■ What is required ■
Which lines in the records below contain the word "this"? Return each of them.

(Element data from apps and pages)
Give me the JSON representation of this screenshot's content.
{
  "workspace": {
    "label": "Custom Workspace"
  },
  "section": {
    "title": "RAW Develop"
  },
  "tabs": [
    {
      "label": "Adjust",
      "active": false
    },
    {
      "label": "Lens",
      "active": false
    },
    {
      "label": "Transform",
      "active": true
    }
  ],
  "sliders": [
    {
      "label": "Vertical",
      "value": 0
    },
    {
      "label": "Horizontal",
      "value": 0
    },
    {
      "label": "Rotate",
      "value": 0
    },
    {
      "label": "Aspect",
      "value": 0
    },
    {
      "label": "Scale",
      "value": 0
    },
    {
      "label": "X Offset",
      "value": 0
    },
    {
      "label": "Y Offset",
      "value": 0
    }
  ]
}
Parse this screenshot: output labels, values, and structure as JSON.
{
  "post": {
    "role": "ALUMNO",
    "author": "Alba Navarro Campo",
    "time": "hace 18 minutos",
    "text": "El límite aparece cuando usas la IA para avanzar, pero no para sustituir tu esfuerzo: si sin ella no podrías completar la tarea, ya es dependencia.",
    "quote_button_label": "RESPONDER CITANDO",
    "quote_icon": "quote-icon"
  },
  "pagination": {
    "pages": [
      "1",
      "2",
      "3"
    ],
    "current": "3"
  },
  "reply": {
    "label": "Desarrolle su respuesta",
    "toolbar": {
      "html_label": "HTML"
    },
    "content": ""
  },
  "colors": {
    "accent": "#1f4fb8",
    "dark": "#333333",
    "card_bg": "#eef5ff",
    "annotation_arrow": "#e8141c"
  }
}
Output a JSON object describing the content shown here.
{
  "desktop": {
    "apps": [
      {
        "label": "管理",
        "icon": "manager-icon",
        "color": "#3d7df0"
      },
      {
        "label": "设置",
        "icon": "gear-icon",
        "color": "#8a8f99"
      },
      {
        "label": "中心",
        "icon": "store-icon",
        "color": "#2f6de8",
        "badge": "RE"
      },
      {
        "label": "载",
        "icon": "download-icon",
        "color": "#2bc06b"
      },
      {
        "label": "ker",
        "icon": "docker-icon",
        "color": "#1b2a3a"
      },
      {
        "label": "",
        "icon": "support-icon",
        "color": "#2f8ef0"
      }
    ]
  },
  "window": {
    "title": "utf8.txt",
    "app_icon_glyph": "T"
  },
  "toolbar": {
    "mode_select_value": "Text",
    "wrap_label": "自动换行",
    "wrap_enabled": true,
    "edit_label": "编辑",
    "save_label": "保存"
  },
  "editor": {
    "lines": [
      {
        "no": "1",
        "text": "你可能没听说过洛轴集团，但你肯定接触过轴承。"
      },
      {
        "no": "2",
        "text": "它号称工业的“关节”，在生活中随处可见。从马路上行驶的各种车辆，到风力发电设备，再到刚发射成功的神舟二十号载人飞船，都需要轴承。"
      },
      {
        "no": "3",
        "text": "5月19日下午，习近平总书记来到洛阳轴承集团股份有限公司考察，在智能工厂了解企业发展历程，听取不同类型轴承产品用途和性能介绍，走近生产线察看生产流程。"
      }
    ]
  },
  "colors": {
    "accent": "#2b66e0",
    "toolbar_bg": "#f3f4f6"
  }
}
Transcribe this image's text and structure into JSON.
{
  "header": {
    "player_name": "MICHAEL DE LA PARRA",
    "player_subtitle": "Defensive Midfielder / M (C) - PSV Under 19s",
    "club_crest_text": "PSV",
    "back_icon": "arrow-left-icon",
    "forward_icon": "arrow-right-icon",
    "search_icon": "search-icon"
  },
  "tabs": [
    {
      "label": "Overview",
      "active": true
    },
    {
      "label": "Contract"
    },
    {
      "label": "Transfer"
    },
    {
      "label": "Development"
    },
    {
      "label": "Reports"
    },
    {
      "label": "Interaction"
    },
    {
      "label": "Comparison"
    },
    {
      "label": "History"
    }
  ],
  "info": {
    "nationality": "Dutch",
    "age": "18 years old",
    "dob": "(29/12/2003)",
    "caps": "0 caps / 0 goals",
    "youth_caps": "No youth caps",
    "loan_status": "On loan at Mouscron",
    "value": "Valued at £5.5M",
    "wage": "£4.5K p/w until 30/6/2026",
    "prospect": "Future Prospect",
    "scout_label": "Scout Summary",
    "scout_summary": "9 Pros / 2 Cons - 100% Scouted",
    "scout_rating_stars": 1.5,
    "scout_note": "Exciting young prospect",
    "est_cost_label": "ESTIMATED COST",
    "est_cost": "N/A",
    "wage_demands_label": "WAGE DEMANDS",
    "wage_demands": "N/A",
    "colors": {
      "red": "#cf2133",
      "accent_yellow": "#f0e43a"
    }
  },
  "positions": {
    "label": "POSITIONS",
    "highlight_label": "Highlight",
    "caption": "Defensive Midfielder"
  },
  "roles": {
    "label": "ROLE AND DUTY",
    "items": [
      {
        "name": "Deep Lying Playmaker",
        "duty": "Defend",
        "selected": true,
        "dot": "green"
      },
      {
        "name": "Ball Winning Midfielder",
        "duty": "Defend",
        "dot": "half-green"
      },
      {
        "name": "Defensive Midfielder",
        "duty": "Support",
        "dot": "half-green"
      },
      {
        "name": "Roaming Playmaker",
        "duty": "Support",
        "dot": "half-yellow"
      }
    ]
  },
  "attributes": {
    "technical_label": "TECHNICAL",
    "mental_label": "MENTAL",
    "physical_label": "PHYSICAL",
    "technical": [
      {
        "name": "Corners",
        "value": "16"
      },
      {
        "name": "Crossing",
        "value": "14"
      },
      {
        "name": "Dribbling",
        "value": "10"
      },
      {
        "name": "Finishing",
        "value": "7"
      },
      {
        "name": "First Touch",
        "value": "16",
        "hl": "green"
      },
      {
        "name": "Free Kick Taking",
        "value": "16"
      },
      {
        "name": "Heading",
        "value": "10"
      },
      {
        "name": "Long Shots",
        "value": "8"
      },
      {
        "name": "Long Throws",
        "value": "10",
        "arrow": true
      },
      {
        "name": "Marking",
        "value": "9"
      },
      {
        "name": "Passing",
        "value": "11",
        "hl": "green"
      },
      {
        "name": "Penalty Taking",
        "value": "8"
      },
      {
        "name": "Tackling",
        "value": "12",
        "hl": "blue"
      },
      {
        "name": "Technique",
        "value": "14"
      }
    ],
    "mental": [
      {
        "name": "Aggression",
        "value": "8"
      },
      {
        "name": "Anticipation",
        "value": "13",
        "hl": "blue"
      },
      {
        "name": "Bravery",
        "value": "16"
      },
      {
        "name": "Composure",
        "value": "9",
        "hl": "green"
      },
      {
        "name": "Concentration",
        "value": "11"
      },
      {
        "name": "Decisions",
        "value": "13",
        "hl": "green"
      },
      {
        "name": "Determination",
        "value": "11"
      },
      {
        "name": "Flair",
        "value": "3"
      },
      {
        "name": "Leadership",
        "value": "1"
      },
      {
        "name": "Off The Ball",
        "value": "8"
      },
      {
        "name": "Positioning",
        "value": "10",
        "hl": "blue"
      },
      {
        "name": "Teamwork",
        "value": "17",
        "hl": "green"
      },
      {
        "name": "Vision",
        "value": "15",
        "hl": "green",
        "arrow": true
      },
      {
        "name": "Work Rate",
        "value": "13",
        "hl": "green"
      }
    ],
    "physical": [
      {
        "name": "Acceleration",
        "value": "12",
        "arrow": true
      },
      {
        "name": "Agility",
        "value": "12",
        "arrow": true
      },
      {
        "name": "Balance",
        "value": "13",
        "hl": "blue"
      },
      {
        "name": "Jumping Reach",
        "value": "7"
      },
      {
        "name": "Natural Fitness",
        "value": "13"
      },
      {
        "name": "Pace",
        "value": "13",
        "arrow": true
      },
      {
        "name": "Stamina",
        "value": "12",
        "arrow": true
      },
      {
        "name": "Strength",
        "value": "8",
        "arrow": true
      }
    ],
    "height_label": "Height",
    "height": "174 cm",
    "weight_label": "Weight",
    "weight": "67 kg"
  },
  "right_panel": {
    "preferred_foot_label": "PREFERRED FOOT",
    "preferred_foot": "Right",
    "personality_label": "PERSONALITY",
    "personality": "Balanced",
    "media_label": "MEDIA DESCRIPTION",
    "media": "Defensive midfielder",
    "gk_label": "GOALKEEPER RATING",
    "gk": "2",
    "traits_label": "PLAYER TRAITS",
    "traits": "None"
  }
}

■ Problem solution ■
Give me the JSON representation of this screenshot's content.
Parse this screenshot: output labels, values, and structure as JSON.
Transcribe this image's text and structure into JSON.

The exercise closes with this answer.